I-405 South Bellevue Widening

A two-time winner of the American Road & Transportation Builders Roadway Work Zone Safety Awareness Award
Location
Bellevue, Washington
Client
Washington State Department of Transportation
Designer
Jacobs Engineering
Contract Value
$126,000,000
Completion Date
2009
Market Sector
Roadways & Bridges
Capabilities
Design-Build
Preconstruction
Self Performance

Atkinson widened four miles of I-405 within the City of Bellevue between 112th Avenue SE and SE 8th Street to six lanes. Crews constructed a new northbound lane from 112th Avenue SE to SE 8th Street, a new southbound lane from SE 8th Street to I-90, a new southbound I-405 mainline bridge over I-90, and widening several mainline bridges. In addition, we repaired pavement in both directions, installed a new ramp meter at 112th Avenue SE, restored the Kelsey Creek wetland, installed new ITS infrastructure, and provided many other improvements.

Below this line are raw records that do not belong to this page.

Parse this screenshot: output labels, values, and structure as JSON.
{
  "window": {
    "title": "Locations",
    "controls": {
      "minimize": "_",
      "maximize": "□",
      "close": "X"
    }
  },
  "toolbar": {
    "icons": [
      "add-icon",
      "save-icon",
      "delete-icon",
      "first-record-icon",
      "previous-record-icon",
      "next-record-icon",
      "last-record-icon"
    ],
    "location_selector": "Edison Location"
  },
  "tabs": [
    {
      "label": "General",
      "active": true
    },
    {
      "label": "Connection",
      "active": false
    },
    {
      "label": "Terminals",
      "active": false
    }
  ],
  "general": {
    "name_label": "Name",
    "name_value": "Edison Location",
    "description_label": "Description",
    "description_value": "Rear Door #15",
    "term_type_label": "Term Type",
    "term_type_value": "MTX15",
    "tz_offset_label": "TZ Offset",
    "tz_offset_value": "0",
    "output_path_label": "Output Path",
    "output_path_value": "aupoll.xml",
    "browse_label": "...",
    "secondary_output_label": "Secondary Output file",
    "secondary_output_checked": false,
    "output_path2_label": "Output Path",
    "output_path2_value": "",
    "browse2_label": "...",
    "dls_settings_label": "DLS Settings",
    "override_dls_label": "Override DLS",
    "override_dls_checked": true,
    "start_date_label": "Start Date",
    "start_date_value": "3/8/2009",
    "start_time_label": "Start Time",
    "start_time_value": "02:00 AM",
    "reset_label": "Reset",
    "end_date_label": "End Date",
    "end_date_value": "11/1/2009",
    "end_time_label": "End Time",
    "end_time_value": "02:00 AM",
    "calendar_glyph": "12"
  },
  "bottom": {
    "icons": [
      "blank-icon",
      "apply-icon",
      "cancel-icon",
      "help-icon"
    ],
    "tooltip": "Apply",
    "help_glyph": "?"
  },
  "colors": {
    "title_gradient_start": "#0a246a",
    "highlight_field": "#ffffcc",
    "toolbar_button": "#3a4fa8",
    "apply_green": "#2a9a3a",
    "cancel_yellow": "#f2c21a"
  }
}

As part of the widening project, crews tore down the old Wilburton tunnel, a cast-in-place concrete tunnel supporting an abandoned rail line that restricted traffic flow to four lanes. Due to the high volumes of traffic on this urban transportation corridor (170,000 vehicles per day) and the requirement for a complete closure of the I-405 southbound lanes, a comprehensive Public Outreach effort was vital to the success of this major project milestone.

The public outreach program included a year-long information campaign to local businesses, residents, drivers, the media and others. Thanks to this concerted outreach effort and comprehensive planning, drivers avoided the area and the demolition was completed in only two weekends, instead of the allotted three. The team was also able to use the closure periods to piggyback other key project activities, such as dowel bar retrofitting, diamond grinding, PCC roadway panel replacement, roadway embanking and ramp drainage in an existing paved intersection, and the new SB I-90 mainline bridge approach tie-in. The completion of these activities during the weekend closures eliminated six weeks of nighttime lane closures for concrete rehabilitation and four maintenance of traffic shifts.

The project team earned two Roadway Work Zone Safety Awareness Awards from the American Road & Transportation Builders Association's Transportation Development Foundation for their jobsite and community outreach efforts.

 

I just wanted to extend my congratulations for a job well done over the past two weekends ... a well coordinated and communicated job gives the best results. Your messages were clear and understandable and we consider this joint effort one of our best examples of the business model the Washington State Department of Transportation aspires to.
Paula Hammond, Secretary of Transportation, Washington State Department of Transportation